**Source data**
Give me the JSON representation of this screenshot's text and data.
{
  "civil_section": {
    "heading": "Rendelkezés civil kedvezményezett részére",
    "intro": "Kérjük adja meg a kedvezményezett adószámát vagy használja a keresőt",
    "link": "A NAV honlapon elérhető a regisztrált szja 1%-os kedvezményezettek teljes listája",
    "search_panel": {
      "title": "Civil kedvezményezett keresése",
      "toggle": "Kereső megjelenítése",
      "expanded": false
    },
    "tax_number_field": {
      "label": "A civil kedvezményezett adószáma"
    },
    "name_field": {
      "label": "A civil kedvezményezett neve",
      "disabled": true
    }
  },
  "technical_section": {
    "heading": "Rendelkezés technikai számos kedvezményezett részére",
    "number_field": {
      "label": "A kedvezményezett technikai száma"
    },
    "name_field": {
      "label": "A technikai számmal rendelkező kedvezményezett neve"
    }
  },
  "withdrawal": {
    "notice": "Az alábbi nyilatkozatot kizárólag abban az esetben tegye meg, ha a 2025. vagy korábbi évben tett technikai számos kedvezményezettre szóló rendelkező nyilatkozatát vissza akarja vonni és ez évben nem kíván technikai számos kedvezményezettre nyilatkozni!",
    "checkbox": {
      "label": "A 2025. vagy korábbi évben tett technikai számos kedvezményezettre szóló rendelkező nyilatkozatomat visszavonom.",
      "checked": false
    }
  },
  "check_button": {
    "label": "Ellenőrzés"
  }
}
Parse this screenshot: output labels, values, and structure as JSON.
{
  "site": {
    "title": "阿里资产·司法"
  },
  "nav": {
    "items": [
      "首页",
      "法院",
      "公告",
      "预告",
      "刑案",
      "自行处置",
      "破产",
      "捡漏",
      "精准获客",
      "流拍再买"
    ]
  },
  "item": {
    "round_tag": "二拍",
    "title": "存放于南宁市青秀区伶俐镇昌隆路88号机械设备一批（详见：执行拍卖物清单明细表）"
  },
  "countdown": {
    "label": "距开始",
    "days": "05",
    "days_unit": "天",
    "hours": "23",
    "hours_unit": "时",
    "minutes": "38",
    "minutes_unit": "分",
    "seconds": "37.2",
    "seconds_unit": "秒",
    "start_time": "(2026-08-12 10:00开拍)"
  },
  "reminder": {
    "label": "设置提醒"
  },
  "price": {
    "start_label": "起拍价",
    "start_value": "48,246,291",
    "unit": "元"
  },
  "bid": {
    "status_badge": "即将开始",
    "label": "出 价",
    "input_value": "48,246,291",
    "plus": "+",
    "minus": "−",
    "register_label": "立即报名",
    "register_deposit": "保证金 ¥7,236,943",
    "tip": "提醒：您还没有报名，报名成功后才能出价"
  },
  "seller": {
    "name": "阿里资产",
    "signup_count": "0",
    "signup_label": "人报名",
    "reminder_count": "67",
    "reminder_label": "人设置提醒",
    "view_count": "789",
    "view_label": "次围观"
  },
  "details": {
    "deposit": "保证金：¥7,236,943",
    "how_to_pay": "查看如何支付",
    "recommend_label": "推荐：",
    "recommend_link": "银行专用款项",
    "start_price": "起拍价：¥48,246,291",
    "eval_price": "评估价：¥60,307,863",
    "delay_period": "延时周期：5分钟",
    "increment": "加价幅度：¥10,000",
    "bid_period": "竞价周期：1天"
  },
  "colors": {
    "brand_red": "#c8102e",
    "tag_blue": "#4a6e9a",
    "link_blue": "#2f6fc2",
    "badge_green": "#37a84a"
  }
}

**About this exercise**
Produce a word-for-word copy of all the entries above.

**Reply**
Give me the JSON representation of this screenshot's text and data.
{
  "civil_section": {
    "heading": "Rendelkezés civil kedvezményezett részére",
    "intro": "Kérjük adja meg a kedvezményezett adószámát vagy használja a keresőt",
    "link": "A NAV honlapon elérhető a regisztrált szja 1%-os kedvezményezettek teljes listája",
    "search_panel": {
      "title": "Civil kedvezményezett keresése",
      "toggle": "Kereső megjelenítése",
      "expanded": false
    },
    "tax_number_field": {
      "label": "A civil kedvezményezett adószáma"
    },
    "name_field": {
      "label": "A civil kedvezményezett neve",
      "disabled": true
    }
  },
  "technical_section": {
    "heading": "Rendelkezés technikai számos kedvezményezett részére",
    "number_field": {
      "label": "A kedvezményezett technikai száma"
    },
    "name_field": {
      "label": "A technikai számmal rendelkező kedvezményezett neve"
    }
  },
  "withdrawal": {
    "notice": "Az alábbi nyilatkozatot kizárólag abban az esetben tegye meg, ha a 2025. vagy korábbi évben tett technikai számos kedvezményezettre szóló rendelkező nyilatkozatát vissza akarja vonni és ez évben nem kíván technikai számos kedvezményezettre nyilatkozni!",
    "checkbox": {
      "label": "A 2025. vagy korábbi évben tett technikai számos kedvezményezettre szóló rendelkező nyilatkozatomat visszavonom.",
      "checked": false
    }
  },
  "check_button": {
    "label": "Ellenőrzés"
  }
}
Parse this screenshot: output labels, values, and structure as JSON.
{
  "site": {
    "title": "阿里资产·司法"
  },
  "nav": {
    "items": [
      "首页",
      "法院",
      "公告",
      "预告",
      "刑案",
      "自行处置",
      "破产",
      "捡漏",
      "精准获客",
      "流拍再买"
    ]
  },
  "item": {
    "round_tag": "二拍",
    "title": "存放于南宁市青秀区伶俐镇昌隆路88号机械设备一批（详见：执行拍卖物清单明细表）"
  },
  "countdown": {
    "label": "距开始",
    "days": "05",
    "days_unit": "天",
    "hours": "23",
    "hours_unit": "时",
    "minutes": "38",
    "minutes_unit": "分",
    "seconds": "37.2",
    "seconds_unit": "秒",
    "start_time": "(2026-08-12 10:00开拍)"
  },
  "reminder": {
    "label": "设置提醒"
  },
  "price": {
    "start_label": "起拍价",
    "start_value": "48,246,291",
    "unit": "元"
  },
  "bid": {
    "status_badge": "即将开始",
    "label": "出 价",
    "input_value": "48,246,291",
    "plus": "+",
    "minus": "−",
    "register_label": "立即报名",
    "register_deposit": "保证金 ¥7,236,943",
    "tip": "提醒：您还没有报名，报名成功后才能出价"
  },
  "seller": {
    "name": "阿里资产",
    "signup_count": "0",
    "signup_label": "人报名",
    "reminder_count": "67",
    "reminder_label": "人设置提醒",
    "view_count": "789",
    "view_label": "次围观"
  },
  "details": {
    "deposit": "保证金：¥7,236,943",
    "how_to_pay": "查看如何支付",
    "recommend_label": "推荐：",
    "recommend_link": "银行专用款项",
    "start_price": "起拍价：¥48,246,291",
    "eval_price": "评估价：¥60,307,863",
    "delay_period": "延时周期：5分钟",
    "increment": "加价幅度：¥10,000",
    "bid_period": "竞价周期：1天"
  },
  "colors": {
    "brand_red": "#c8102e",
    "tag_blue": "#4a6e9a",
    "link_blue": "#2f6fc2",
    "badge_green": "#37a84a"
  }
}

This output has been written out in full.